We then had about 45 minutes until our flight left so we decided to get some breakfast at a cafe right next to our gate. Michael and I can talk and talk and talk, as was the case that morning. We got on the subject of politics (which we often do), which I can’t remember now exactly what the discussion was, but all of the sudden I asked what time it was; Michael looked at his clock and said “we’ve got to go!” We left our money on the table and dashed next door to the gate, only to find that they had just shut the door and the plane was still sitting there, but they would not let us on. So there we sat for another 2 hours in SF. Later on the flight Michael read some article in the airline magazine that couples who are just starting to see one another, should avoid discussing politics … touche!

We ended up arriving in Billings at 10:30 pm rather than 3:30 pm. My mother picked us up and we went back to her house and fixed Michael a whiskey, lemon, and honey drink since he was just starting to get a cold. We stayed up talking for several hours and went to bed. It felt great to lay in bed in front of the large screen tv and just snuggle after such a long day.

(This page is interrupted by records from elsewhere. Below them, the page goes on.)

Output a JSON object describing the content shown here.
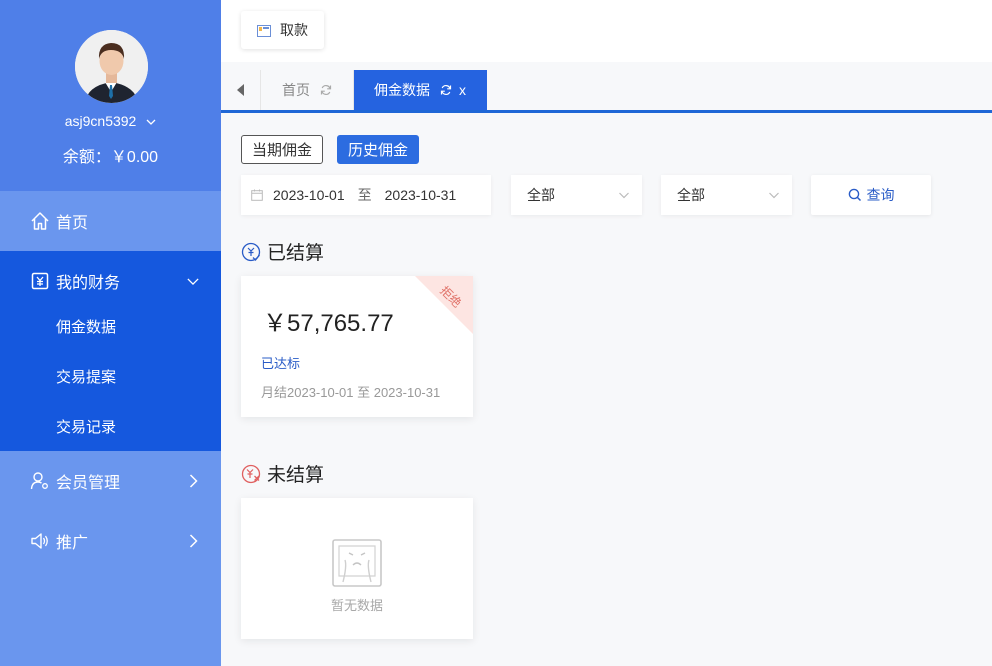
{
  "profile": {
    "username": "asj9cn5392",
    "balance": "余额：￥0.00"
  },
  "sidebar": {
    "items": [
      {
        "label": "首页",
        "icon": "home-icon"
      },
      {
        "label": "我的财务",
        "icon": "finance-icon"
      },
      {
        "label": "会员管理",
        "icon": "member-icon"
      },
      {
        "label": "推广",
        "icon": "speaker-icon"
      }
    ],
    "finance_sub": [
      {
        "label": "佣金数据"
      },
      {
        "label": "交易提案"
      },
      {
        "label": "交易记录"
      }
    ]
  },
  "toolbar": {
    "withdraw_label": "取款"
  },
  "tabs": {
    "home_label": "首页",
    "commission_label": "佣金数据",
    "close": "x"
  },
  "filters": {
    "current_label": "当期佣金",
    "history_label": "历史佣金",
    "date_start": "2023-10-01",
    "date_sep": "至",
    "date_end": "2023-10-31",
    "select1": "全部",
    "select2": "全部",
    "query_label": "查询"
  },
  "settled": {
    "title": "已结算",
    "amount": "￥57,765.77",
    "ribbon": "拒绝",
    "status": "已达标",
    "period": "月结2023-10-01 至 2023-10-31"
  },
  "unsettled": {
    "title": "未结算",
    "empty_text": "暂无数据"
  },
  "colors": {
    "sidebar_bg": "#6a96ee",
    "profile_bg": "#4f7fe8",
    "active_nav": "#1558de",
    "accent": "#2563e0"
  }
}
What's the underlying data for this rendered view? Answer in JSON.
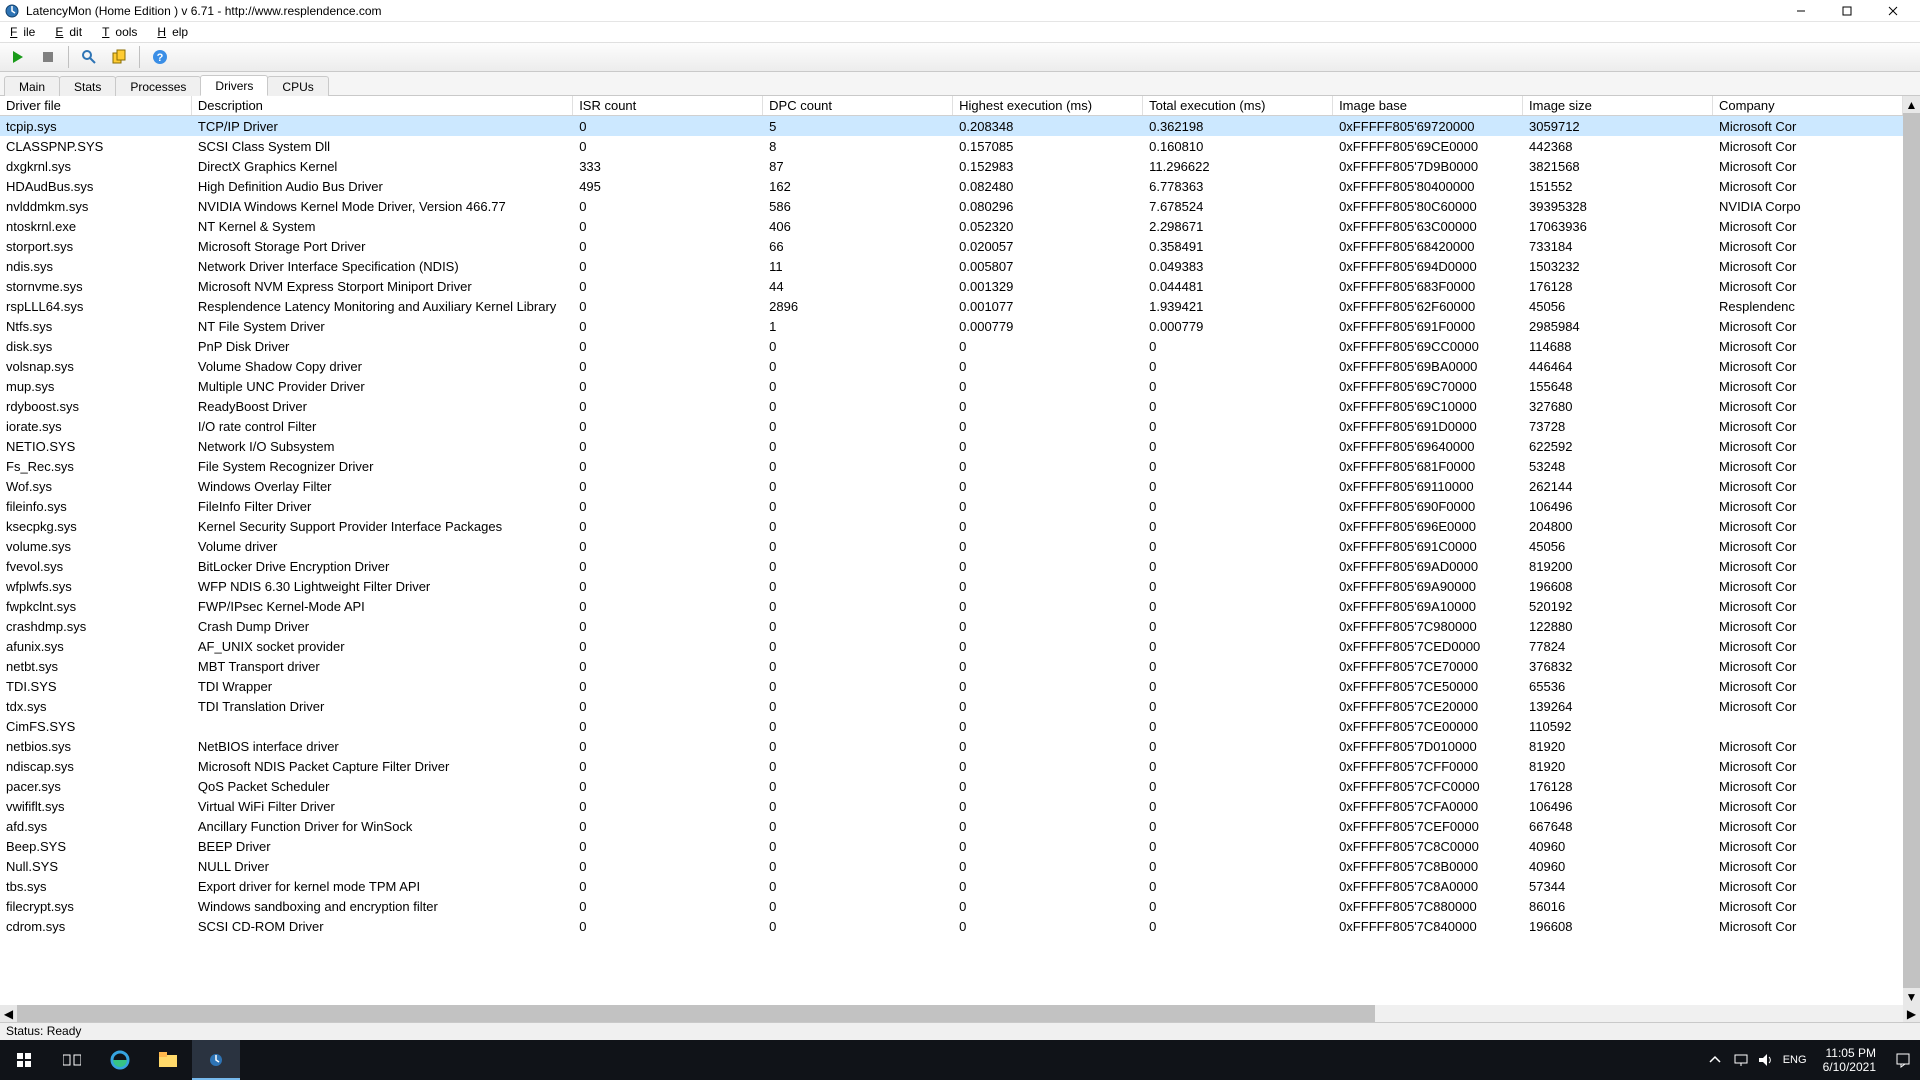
{
  "window": {
    "title": "LatencyMon  (Home Edition )  v 6.71 - http://www.resplendence.com"
  },
  "menubar": [
    "File",
    "Edit",
    "Tools",
    "Help"
  ],
  "tabs": [
    "Main",
    "Stats",
    "Processes",
    "Drivers",
    "CPUs"
  ],
  "active_tab": "Drivers",
  "status": "Status: Ready",
  "columns": [
    "Driver file",
    "Description",
    "ISR count",
    "DPC count",
    "Highest execution (ms)",
    "Total execution (ms)",
    "Image base",
    "Image size",
    "Company"
  ],
  "rows": [
    {
      "file": "tcpip.sys",
      "desc": "TCP/IP Driver",
      "isr": "0",
      "dpc": "5",
      "hex": "0.208348",
      "tex": "0.362198",
      "base": "0xFFFFF805'69720000",
      "size": "3059712",
      "co": "Microsoft Cor"
    },
    {
      "file": "CLASSPNP.SYS",
      "desc": "SCSI Class System Dll",
      "isr": "0",
      "dpc": "8",
      "hex": "0.157085",
      "tex": "0.160810",
      "base": "0xFFFFF805'69CE0000",
      "size": "442368",
      "co": "Microsoft Cor"
    },
    {
      "file": "dxgkrnl.sys",
      "desc": "DirectX Graphics Kernel",
      "isr": "333",
      "dpc": "87",
      "hex": "0.152983",
      "tex": "11.296622",
      "base": "0xFFFFF805'7D9B0000",
      "size": "3821568",
      "co": "Microsoft Cor"
    },
    {
      "file": "HDAudBus.sys",
      "desc": "High Definition Audio Bus Driver",
      "isr": "495",
      "dpc": "162",
      "hex": "0.082480",
      "tex": "6.778363",
      "base": "0xFFFFF805'80400000",
      "size": "151552",
      "co": "Microsoft Cor"
    },
    {
      "file": "nvlddmkm.sys",
      "desc": "NVIDIA Windows Kernel Mode Driver, Version 466.77",
      "isr": "0",
      "dpc": "586",
      "hex": "0.080296",
      "tex": "7.678524",
      "base": "0xFFFFF805'80C60000",
      "size": "39395328",
      "co": "NVIDIA Corpo"
    },
    {
      "file": "ntoskrnl.exe",
      "desc": "NT Kernel & System",
      "isr": "0",
      "dpc": "406",
      "hex": "0.052320",
      "tex": "2.298671",
      "base": "0xFFFFF805'63C00000",
      "size": "17063936",
      "co": "Microsoft Cor"
    },
    {
      "file": "storport.sys",
      "desc": "Microsoft Storage Port Driver",
      "isr": "0",
      "dpc": "66",
      "hex": "0.020057",
      "tex": "0.358491",
      "base": "0xFFFFF805'68420000",
      "size": "733184",
      "co": "Microsoft Cor"
    },
    {
      "file": "ndis.sys",
      "desc": "Network Driver Interface Specification (NDIS)",
      "isr": "0",
      "dpc": "11",
      "hex": "0.005807",
      "tex": "0.049383",
      "base": "0xFFFFF805'694D0000",
      "size": "1503232",
      "co": "Microsoft Cor"
    },
    {
      "file": "stornvme.sys",
      "desc": "Microsoft NVM Express Storport Miniport Driver",
      "isr": "0",
      "dpc": "44",
      "hex": "0.001329",
      "tex": "0.044481",
      "base": "0xFFFFF805'683F0000",
      "size": "176128",
      "co": "Microsoft Cor"
    },
    {
      "file": "rspLLL64.sys",
      "desc": "Resplendence Latency Monitoring and Auxiliary Kernel Library",
      "isr": "0",
      "dpc": "2896",
      "hex": "0.001077",
      "tex": "1.939421",
      "base": "0xFFFFF805'62F60000",
      "size": "45056",
      "co": "Resplendenc"
    },
    {
      "file": "Ntfs.sys",
      "desc": "NT File System Driver",
      "isr": "0",
      "dpc": "1",
      "hex": "0.000779",
      "tex": "0.000779",
      "base": "0xFFFFF805'691F0000",
      "size": "2985984",
      "co": "Microsoft Cor"
    },
    {
      "file": "disk.sys",
      "desc": "PnP Disk Driver",
      "isr": "0",
      "dpc": "0",
      "hex": "0",
      "tex": "0",
      "base": "0xFFFFF805'69CC0000",
      "size": "114688",
      "co": "Microsoft Cor"
    },
    {
      "file": "volsnap.sys",
      "desc": "Volume Shadow Copy driver",
      "isr": "0",
      "dpc": "0",
      "hex": "0",
      "tex": "0",
      "base": "0xFFFFF805'69BA0000",
      "size": "446464",
      "co": "Microsoft Cor"
    },
    {
      "file": "mup.sys",
      "desc": "Multiple UNC Provider Driver",
      "isr": "0",
      "dpc": "0",
      "hex": "0",
      "tex": "0",
      "base": "0xFFFFF805'69C70000",
      "size": "155648",
      "co": "Microsoft Cor"
    },
    {
      "file": "rdyboost.sys",
      "desc": "ReadyBoost Driver",
      "isr": "0",
      "dpc": "0",
      "hex": "0",
      "tex": "0",
      "base": "0xFFFFF805'69C10000",
      "size": "327680",
      "co": "Microsoft Cor"
    },
    {
      "file": "iorate.sys",
      "desc": "I/O rate control Filter",
      "isr": "0",
      "dpc": "0",
      "hex": "0",
      "tex": "0",
      "base": "0xFFFFF805'691D0000",
      "size": "73728",
      "co": "Microsoft Cor"
    },
    {
      "file": "NETIO.SYS",
      "desc": "Network I/O Subsystem",
      "isr": "0",
      "dpc": "0",
      "hex": "0",
      "tex": "0",
      "base": "0xFFFFF805'69640000",
      "size": "622592",
      "co": "Microsoft Cor"
    },
    {
      "file": "Fs_Rec.sys",
      "desc": "File System Recognizer Driver",
      "isr": "0",
      "dpc": "0",
      "hex": "0",
      "tex": "0",
      "base": "0xFFFFF805'681F0000",
      "size": "53248",
      "co": "Microsoft Cor"
    },
    {
      "file": "Wof.sys",
      "desc": "Windows Overlay Filter",
      "isr": "0",
      "dpc": "0",
      "hex": "0",
      "tex": "0",
      "base": "0xFFFFF805'69110000",
      "size": "262144",
      "co": "Microsoft Cor"
    },
    {
      "file": "fileinfo.sys",
      "desc": "FileInfo Filter Driver",
      "isr": "0",
      "dpc": "0",
      "hex": "0",
      "tex": "0",
      "base": "0xFFFFF805'690F0000",
      "size": "106496",
      "co": "Microsoft Cor"
    },
    {
      "file": "ksecpkg.sys",
      "desc": "Kernel Security Support Provider Interface Packages",
      "isr": "0",
      "dpc": "0",
      "hex": "0",
      "tex": "0",
      "base": "0xFFFFF805'696E0000",
      "size": "204800",
      "co": "Microsoft Cor"
    },
    {
      "file": "volume.sys",
      "desc": "Volume driver",
      "isr": "0",
      "dpc": "0",
      "hex": "0",
      "tex": "0",
      "base": "0xFFFFF805'691C0000",
      "size": "45056",
      "co": "Microsoft Cor"
    },
    {
      "file": "fvevol.sys",
      "desc": "BitLocker Drive Encryption Driver",
      "isr": "0",
      "dpc": "0",
      "hex": "0",
      "tex": "0",
      "base": "0xFFFFF805'69AD0000",
      "size": "819200",
      "co": "Microsoft Cor"
    },
    {
      "file": "wfplwfs.sys",
      "desc": "WFP NDIS 6.30 Lightweight Filter Driver",
      "isr": "0",
      "dpc": "0",
      "hex": "0",
      "tex": "0",
      "base": "0xFFFFF805'69A90000",
      "size": "196608",
      "co": "Microsoft Cor"
    },
    {
      "file": "fwpkclnt.sys",
      "desc": "FWP/IPsec Kernel-Mode API",
      "isr": "0",
      "dpc": "0",
      "hex": "0",
      "tex": "0",
      "base": "0xFFFFF805'69A10000",
      "size": "520192",
      "co": "Microsoft Cor"
    },
    {
      "file": "crashdmp.sys",
      "desc": "Crash Dump Driver",
      "isr": "0",
      "dpc": "0",
      "hex": "0",
      "tex": "0",
      "base": "0xFFFFF805'7C980000",
      "size": "122880",
      "co": "Microsoft Cor"
    },
    {
      "file": "afunix.sys",
      "desc": "AF_UNIX socket provider",
      "isr": "0",
      "dpc": "0",
      "hex": "0",
      "tex": "0",
      "base": "0xFFFFF805'7CED0000",
      "size": "77824",
      "co": "Microsoft Cor"
    },
    {
      "file": "netbt.sys",
      "desc": "MBT Transport driver",
      "isr": "0",
      "dpc": "0",
      "hex": "0",
      "tex": "0",
      "base": "0xFFFFF805'7CE70000",
      "size": "376832",
      "co": "Microsoft Cor"
    },
    {
      "file": "TDI.SYS",
      "desc": "TDI Wrapper",
      "isr": "0",
      "dpc": "0",
      "hex": "0",
      "tex": "0",
      "base": "0xFFFFF805'7CE50000",
      "size": "65536",
      "co": "Microsoft Cor"
    },
    {
      "file": "tdx.sys",
      "desc": "TDI Translation Driver",
      "isr": "0",
      "dpc": "0",
      "hex": "0",
      "tex": "0",
      "base": "0xFFFFF805'7CE20000",
      "size": "139264",
      "co": "Microsoft Cor"
    },
    {
      "file": "CimFS.SYS",
      "desc": "",
      "isr": "0",
      "dpc": "0",
      "hex": "0",
      "tex": "0",
      "base": "0xFFFFF805'7CE00000",
      "size": "110592",
      "co": ""
    },
    {
      "file": "netbios.sys",
      "desc": "NetBIOS interface driver",
      "isr": "0",
      "dpc": "0",
      "hex": "0",
      "tex": "0",
      "base": "0xFFFFF805'7D010000",
      "size": "81920",
      "co": "Microsoft Cor"
    },
    {
      "file": "ndiscap.sys",
      "desc": "Microsoft NDIS Packet Capture Filter Driver",
      "isr": "0",
      "dpc": "0",
      "hex": "0",
      "tex": "0",
      "base": "0xFFFFF805'7CFF0000",
      "size": "81920",
      "co": "Microsoft Cor"
    },
    {
      "file": "pacer.sys",
      "desc": "QoS Packet Scheduler",
      "isr": "0",
      "dpc": "0",
      "hex": "0",
      "tex": "0",
      "base": "0xFFFFF805'7CFC0000",
      "size": "176128",
      "co": "Microsoft Cor"
    },
    {
      "file": "vwififlt.sys",
      "desc": "Virtual WiFi Filter Driver",
      "isr": "0",
      "dpc": "0",
      "hex": "0",
      "tex": "0",
      "base": "0xFFFFF805'7CFA0000",
      "size": "106496",
      "co": "Microsoft Cor"
    },
    {
      "file": "afd.sys",
      "desc": "Ancillary Function Driver for WinSock",
      "isr": "0",
      "dpc": "0",
      "hex": "0",
      "tex": "0",
      "base": "0xFFFFF805'7CEF0000",
      "size": "667648",
      "co": "Microsoft Cor"
    },
    {
      "file": "Beep.SYS",
      "desc": "BEEP Driver",
      "isr": "0",
      "dpc": "0",
      "hex": "0",
      "tex": "0",
      "base": "0xFFFFF805'7C8C0000",
      "size": "40960",
      "co": "Microsoft Cor"
    },
    {
      "file": "Null.SYS",
      "desc": "NULL Driver",
      "isr": "0",
      "dpc": "0",
      "hex": "0",
      "tex": "0",
      "base": "0xFFFFF805'7C8B0000",
      "size": "40960",
      "co": "Microsoft Cor"
    },
    {
      "file": "tbs.sys",
      "desc": "Export driver for kernel mode TPM API",
      "isr": "0",
      "dpc": "0",
      "hex": "0",
      "tex": "0",
      "base": "0xFFFFF805'7C8A0000",
      "size": "57344",
      "co": "Microsoft Cor"
    },
    {
      "file": "filecrypt.sys",
      "desc": "Windows sandboxing and encryption filter",
      "isr": "0",
      "dpc": "0",
      "hex": "0",
      "tex": "0",
      "base": "0xFFFFF805'7C880000",
      "size": "86016",
      "co": "Microsoft Cor"
    },
    {
      "file": "cdrom.sys",
      "desc": "SCSI CD-ROM Driver",
      "isr": "0",
      "dpc": "0",
      "hex": "0",
      "tex": "0",
      "base": "0xFFFFF805'7C840000",
      "size": "196608",
      "co": "Microsoft Cor"
    }
  ],
  "tray": {
    "lang": "ENG",
    "time": "11:05 PM",
    "date": "6/10/2021"
  }
}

The next day we went to breakfast at Pugmahons, an Irish pub and cafe — very yummy. We had planned to drive up to Red Lodge to visit my dad, but the weather was pretty crappy and it was already snowing up in the mountains.

So Michael and I took a drive up to the top of the rimrocks that look out over Billings and then went back home to hang with my mom. It was a really nice afternoon of sharing. She showed us her pictures from her trip to China last summer to visit my sister-in-law’s parents (making Michael very homesick) and Michael shared his knowledge of each of the places she had visited. The funniest thing was that my mother, brother, sister-in-law (who’s from China), and their son Ethan stayed in Building Number One when they were there, which is part of a large complex/city of nuclear physicists, which both of Hui’s parents are. Michael and I cracked up every time she referred to Building Number One since it sounded so Kafkaesque.

We finished off the day going to dinner at the Granary and ordering a bunch of tapas — very good. My mother adored Micahel — “he’s so intelligent, kind, and very good looking” (the fruit doesn’t fall far from the tree!) Michael asked my mother if I’ve always been “so progressive,” to which my mother responded “Oh YES! she’s a true redhead”

The next morning, my father drove down from Red Lodge to finish up the paperwork and spend some brief time with me and Michael. He and my mother were very worried about us getting caught in bad weather so they made sure that we were prepared with some old boots and heavy socks my dad found for Michael (luckily they have the same foot size), a big down parka for Michael (I luckily had already been given another whole new wardrobe from my mother so I was prepared), blankets for the car, water, and a bag of candy bars. So we were set!

Michael and I then headed to Borders to buy some CDs since we realized that we’d both forgotten to bring music for the 20 hour trip back. Our musical tastes are pretty diverse, but we introduced each other to new music that we both enjoyed.

Michael’s pics (I loved all of these!):
Cesaria Evora, Voz D’Amor
Stan Getz and The Oscar Peterson Trio
Astor Piazzolla, Tango: Zero Hour
Miles Davis, Birth of The Cool
Julian Bream, The Ultimate Guitar Collection

My pics (Michael loved The Flatlanders and Jimmie Dale Gilmore so much that he wants to a documentary on Jimmie Dale):
Jimmie Dale Gilmore, Come On Back
The Flatlanders, June 8th 1972
No Depression
Gordon Lightfoot
The Dixie Chicks, Home
Townes Van Zandt, A Gentle Evening with Townes Van Zandt
Nick Drake, Way To Blue
Glen Campbell, Southern Nights
The Essential Leonard Cohen

My next post will include some of the gems that I brought back.


The Clarion Alley Block Party is happening this year, thanks to Antonio and Brad K. Alder!

Also, here are some new and newish murals on the Alley: